Service history[edit]

She undertook four patrols during her service, and sank one allied auxiliary ship, the Soviet minesweeping trawler T-45 Antikajnen (No 48), and one allied warship, the Soviet fleet minesweeper T-76 Korall.

Fate[edit]

On 30 January 1945, she was lost with all hands in the Gulf of Finland, probably having sunk by a mine laid by the Finnish minelayers Louhi and Ruotsinsalmi on 12 January 1945.

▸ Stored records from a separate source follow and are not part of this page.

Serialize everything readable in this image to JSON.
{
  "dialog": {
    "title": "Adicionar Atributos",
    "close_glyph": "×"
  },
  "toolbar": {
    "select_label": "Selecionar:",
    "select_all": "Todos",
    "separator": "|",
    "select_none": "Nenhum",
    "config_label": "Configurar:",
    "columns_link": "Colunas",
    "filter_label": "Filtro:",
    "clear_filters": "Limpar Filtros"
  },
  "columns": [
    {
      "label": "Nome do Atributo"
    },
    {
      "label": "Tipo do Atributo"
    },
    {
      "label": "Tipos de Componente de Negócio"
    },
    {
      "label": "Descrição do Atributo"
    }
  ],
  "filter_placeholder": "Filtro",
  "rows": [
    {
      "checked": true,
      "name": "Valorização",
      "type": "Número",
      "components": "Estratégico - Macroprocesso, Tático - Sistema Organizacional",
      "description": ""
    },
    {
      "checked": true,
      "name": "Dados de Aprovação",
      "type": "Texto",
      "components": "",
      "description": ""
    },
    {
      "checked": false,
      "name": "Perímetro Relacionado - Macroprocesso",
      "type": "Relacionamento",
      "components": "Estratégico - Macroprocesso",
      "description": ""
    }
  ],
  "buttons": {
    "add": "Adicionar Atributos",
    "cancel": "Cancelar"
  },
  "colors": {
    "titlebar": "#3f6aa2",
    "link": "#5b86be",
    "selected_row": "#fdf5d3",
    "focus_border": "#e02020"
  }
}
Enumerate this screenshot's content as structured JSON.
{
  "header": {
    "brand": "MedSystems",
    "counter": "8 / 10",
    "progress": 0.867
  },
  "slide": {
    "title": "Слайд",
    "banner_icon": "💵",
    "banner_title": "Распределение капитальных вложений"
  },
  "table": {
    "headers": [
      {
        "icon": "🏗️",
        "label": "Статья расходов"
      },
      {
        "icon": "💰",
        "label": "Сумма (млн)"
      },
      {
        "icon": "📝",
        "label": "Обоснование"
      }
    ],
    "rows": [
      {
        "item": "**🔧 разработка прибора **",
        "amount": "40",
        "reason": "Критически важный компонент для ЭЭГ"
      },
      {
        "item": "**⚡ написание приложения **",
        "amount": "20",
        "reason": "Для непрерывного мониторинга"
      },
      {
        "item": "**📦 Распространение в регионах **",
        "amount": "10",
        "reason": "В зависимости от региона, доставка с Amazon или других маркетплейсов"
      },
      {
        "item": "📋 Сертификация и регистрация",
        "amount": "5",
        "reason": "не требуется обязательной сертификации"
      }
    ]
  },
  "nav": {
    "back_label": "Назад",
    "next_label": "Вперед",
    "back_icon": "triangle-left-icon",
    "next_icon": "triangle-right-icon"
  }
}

Wilhelm von Trotha's body was later found near Föglö, Finland, and was buried three days later. No other bodies were recovered. Unlike most U-Boats, which suffered casualties during the course of service due to accidents or other causes, U-745 suffered no casualties at all, until the time of her disappearance.

In late 2012 the Finnish diving team 'Badewanne', after 10 years of searching, reported they had found both U-676 and U-745 in the Gulf of Finland south of Hanko.[1]

Summary of raiding history[edit]

Date Ship Name Nationality Displacement. Fate[3]
26 August 1944 T-45 Antikajnen (No. 48)  Soviet Navy 140 Sunk
11 January 1945 T-76 Korall  Soviet Navy 600 Sunk

References[edit]

  1. ^ a b Helgason, Guðmundur. "The Type VIIC boat U-745". German U-boats of WWII - uboat.net. Retrieved 16 October 2014. 
  2. ^ a b c d Gröner 1991, pp. 43-46.
  3. ^ Helgason, Guðmundur. "Ships hit by U-745". German U-boats of WWII - uboat.net. Retrieved 10 February 2014. 

Bibliography[edit]

  • Busch, Rainer; Röll, Hans-Joachim (1999). Deutsche U-Boot-Verluste von September 1939 bis Mai 1945. Der U-Boot-Krieg (in German). IV. Hamburg, Berlin, Bonn: Mittler. ISBN 3-8132-0514-2. 
  • Gröner, Erich; Jung, Dieter; Maass, Martin (1991). U-boats and Mine Warfare Vessels. German Warships 1815–1945. 2. Translated by Thomas, Keith; Magowan, Rachel. London: Conway Maritime Press. ISBN 0-85177-593-4. 

External links[edit]

Coordinates: 59°30′N 23°00′E / 59.500°N 23.000°E / 59.500; 23.000